Topgolf also won a package of taxpayer cash giveaways in Birmingham, but the deal was terminated when the company failed to meet promises on hiring minority and women contractors. El Segundo, Calif., walked away from a Topgolf deal unhappy with terms the company had given another city.

A lease on this land is valuable. The land immediately west across University Avenue, once occupied by a Sears, sold for $15 a square foot but is now assessed at appraisals from $24 to $29 a square foot. Even at $15 a square foot, 18 acres is worth more than $11 million. It’s worth an incalculable amount to people of the city for walking, biking, birding, soccer, picnics and lots more in what was once envisioned as the city’s Central Park, not a late-night drinkery with lighted driving range. The site would be the southwest portion of the park, bordered by I-630 and University Avenue.

War Memorial Park encompasses 200 acres, but a significant portion is devoted to a football stadium and parking lots used weekdays by employees of UAMS and other state agencies nearby. Taking 18 acres for a private entertainment venue would be an erosion of well more than 10 percent of actual parkland.


War Memorial’s use has been studied endlessly, including by a private consultant mentioned here. Private developers have eyed the property greedily for years, but this proposal, arising with scant notice and no general public announcement, appears to be as close as any of those designs have come to reality.

Judging from social media reaction to the news last night, it will not be universally cheered.

Three members of the advisory group the mayor appointed to talk about reuse of War Memorial Park said no one had ever mentioned this idea to them and they were “disappointed” to learn about it. One of them, Bryan Day, a former parks director, said he’s long opposed conversion of public parkland to commercial use.

I’ve submitted several questions to the mayor’s office about this, including the lack of public notice and whether it’s the mayor’s view he can do this deal without City Board approval.

Topgolf is welcome in Little Rock. But not at the cost of losing general public access to a major chunk of a city park perched between prosperous and poorer neighborhoods. Let it pay fair market costs as other businesses in Little Rock do and leave our parks alone.

Topgolf builds a variety of facilities, generally depending on size of market. Some of their driving ranges have up to three levels. In Waco, they are building a “backyard-style” facility in return for some $5 million in taxpayer incentives.

UPDATE: City Director Capi Peck, liaison to the Parks and Recreation Commission, said she was blindsided by the proposal and is adamantly opposed.
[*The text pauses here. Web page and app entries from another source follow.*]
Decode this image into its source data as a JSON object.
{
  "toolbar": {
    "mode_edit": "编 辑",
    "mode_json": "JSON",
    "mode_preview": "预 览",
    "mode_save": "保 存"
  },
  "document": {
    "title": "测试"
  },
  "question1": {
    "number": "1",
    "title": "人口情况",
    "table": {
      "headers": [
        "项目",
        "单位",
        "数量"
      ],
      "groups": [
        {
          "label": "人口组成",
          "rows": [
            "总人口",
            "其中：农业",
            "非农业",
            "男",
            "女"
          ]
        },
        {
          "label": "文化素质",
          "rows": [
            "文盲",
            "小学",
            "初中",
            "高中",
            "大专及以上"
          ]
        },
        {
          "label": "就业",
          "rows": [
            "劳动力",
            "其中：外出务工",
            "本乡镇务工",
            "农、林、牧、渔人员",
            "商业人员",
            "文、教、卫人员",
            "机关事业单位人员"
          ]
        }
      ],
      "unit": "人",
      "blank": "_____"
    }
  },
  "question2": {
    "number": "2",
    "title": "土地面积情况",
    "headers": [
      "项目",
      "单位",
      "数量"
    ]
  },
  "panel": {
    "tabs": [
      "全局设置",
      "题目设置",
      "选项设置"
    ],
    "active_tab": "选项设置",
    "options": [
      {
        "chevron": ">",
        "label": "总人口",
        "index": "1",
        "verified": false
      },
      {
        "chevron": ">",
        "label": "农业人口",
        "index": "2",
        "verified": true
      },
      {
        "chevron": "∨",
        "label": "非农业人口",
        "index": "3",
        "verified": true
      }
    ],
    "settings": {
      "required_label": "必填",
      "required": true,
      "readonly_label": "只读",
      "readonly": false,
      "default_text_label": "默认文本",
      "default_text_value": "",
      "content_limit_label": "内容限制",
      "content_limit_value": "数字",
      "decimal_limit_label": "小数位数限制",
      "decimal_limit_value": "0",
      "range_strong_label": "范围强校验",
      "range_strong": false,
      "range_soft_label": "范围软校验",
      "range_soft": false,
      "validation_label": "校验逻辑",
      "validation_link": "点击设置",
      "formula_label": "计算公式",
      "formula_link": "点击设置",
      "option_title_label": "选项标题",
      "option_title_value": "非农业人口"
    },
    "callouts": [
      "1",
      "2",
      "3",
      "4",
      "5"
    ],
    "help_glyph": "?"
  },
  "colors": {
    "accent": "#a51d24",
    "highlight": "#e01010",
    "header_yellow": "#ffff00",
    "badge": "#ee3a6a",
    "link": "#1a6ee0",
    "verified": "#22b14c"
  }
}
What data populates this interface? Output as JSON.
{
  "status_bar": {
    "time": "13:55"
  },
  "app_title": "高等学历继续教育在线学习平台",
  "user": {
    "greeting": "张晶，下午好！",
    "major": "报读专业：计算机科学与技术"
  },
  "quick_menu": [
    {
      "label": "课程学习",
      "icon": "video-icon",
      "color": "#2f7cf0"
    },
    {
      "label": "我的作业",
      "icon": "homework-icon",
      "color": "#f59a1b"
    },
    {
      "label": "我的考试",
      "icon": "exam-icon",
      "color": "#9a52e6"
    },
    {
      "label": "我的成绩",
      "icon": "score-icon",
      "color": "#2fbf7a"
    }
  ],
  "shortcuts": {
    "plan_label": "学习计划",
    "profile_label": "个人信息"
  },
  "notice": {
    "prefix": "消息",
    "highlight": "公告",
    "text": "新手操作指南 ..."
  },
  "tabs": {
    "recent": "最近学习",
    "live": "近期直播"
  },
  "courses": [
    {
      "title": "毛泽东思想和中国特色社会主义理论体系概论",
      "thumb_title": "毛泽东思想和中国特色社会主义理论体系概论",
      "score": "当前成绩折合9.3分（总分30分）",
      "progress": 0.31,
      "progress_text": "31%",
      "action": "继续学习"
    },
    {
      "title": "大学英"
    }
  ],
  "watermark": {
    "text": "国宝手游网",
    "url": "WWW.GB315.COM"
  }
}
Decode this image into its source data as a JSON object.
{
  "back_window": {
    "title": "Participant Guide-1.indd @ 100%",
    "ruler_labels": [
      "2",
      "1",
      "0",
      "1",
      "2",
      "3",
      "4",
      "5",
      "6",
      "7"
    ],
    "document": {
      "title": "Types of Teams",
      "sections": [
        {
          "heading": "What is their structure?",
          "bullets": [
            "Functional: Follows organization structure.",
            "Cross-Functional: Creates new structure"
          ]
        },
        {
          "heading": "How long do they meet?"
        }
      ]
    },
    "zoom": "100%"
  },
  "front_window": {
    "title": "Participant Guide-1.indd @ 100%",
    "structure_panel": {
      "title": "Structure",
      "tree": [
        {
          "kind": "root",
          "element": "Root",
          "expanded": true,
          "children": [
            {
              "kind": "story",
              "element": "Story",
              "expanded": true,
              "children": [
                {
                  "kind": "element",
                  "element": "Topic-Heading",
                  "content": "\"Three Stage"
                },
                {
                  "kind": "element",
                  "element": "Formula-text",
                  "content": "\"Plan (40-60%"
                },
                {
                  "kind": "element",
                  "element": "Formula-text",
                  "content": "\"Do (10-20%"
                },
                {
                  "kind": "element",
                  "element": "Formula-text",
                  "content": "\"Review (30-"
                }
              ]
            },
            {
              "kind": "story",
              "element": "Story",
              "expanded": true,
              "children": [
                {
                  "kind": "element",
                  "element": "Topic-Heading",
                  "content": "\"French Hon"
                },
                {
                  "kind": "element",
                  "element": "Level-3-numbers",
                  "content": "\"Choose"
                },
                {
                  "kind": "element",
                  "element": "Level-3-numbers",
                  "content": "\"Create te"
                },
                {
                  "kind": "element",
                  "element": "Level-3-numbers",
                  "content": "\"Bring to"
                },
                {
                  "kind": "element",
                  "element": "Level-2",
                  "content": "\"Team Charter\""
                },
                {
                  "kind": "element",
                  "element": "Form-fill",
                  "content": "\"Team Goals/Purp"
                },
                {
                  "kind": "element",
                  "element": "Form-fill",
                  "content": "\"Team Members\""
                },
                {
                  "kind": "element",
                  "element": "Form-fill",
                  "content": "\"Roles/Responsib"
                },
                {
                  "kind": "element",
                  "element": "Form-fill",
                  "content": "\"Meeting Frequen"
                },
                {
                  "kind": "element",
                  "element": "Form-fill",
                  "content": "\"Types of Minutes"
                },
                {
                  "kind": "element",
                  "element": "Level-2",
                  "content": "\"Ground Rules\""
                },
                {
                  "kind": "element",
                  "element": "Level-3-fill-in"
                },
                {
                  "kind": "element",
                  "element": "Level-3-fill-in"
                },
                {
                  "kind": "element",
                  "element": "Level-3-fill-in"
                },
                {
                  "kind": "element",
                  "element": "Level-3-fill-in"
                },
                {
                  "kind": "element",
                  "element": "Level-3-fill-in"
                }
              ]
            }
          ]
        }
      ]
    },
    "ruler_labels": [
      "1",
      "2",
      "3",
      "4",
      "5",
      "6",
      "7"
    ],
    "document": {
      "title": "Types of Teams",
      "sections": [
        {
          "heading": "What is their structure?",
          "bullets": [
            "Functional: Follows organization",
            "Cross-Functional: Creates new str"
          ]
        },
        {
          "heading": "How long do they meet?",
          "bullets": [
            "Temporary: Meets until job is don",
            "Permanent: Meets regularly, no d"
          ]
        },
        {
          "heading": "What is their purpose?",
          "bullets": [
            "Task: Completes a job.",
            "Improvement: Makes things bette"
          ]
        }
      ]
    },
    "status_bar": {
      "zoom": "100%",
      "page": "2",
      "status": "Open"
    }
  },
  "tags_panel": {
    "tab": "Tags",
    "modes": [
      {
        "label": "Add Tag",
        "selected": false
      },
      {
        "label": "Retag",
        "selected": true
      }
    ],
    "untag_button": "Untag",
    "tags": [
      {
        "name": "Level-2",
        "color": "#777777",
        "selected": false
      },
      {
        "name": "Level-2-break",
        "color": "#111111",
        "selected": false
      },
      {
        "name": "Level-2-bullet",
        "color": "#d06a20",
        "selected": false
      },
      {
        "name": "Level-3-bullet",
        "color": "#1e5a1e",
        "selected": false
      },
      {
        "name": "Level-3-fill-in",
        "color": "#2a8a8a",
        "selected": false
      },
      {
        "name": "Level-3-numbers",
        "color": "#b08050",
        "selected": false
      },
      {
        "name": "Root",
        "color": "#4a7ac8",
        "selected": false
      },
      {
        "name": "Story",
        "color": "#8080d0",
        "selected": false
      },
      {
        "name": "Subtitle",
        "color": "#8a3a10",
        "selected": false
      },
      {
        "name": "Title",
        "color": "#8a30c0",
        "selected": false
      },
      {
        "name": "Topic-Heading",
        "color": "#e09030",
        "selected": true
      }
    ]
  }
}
She said no one on the commission she’d talked with was aware of it.

John Eckart, the city parks director, hasn’t returned my calls.

The mayor’s private public relations spokesperson hasn’t returned my messages.


Can the mayor push this through without city board approval, which Peck thinks would be unlikely? I don’t know. But I do know people are already talking about an initiated ordinance to block it, as was done with a famously stupid city development idea years ago to turn Rebsamen Park Road into a speedway escape route from the city with a new bridge over Jimerson Creek. The plan was defeated. It  would have prevented all the subsequent riverside park development.

Jesse Gibson, chair of the Parks Commission, sent me this comment:

Unfortunately with the pandemic, board and commission meetings have been suspended, so we have not had a meeting since our March meeting. But the Commission was not consulted about Top Golf or the RFP. Our Commission had quite a few meetings about the usage of War Memorial, and I presented our consensus to the Board in January. That consensus did not include Top Golf, and in fact discouraged commercial activities save for limited offerings that were in spirit with the outdoor nature of the park. This was news to me, and I predict we will discuss it at length when we are allowed to meet again.

PS: The city is busy looking for all kinds of consulting input. Check out the pending list on the city website:

IN AUGUSTA: A Topgolf image of one-level driving range.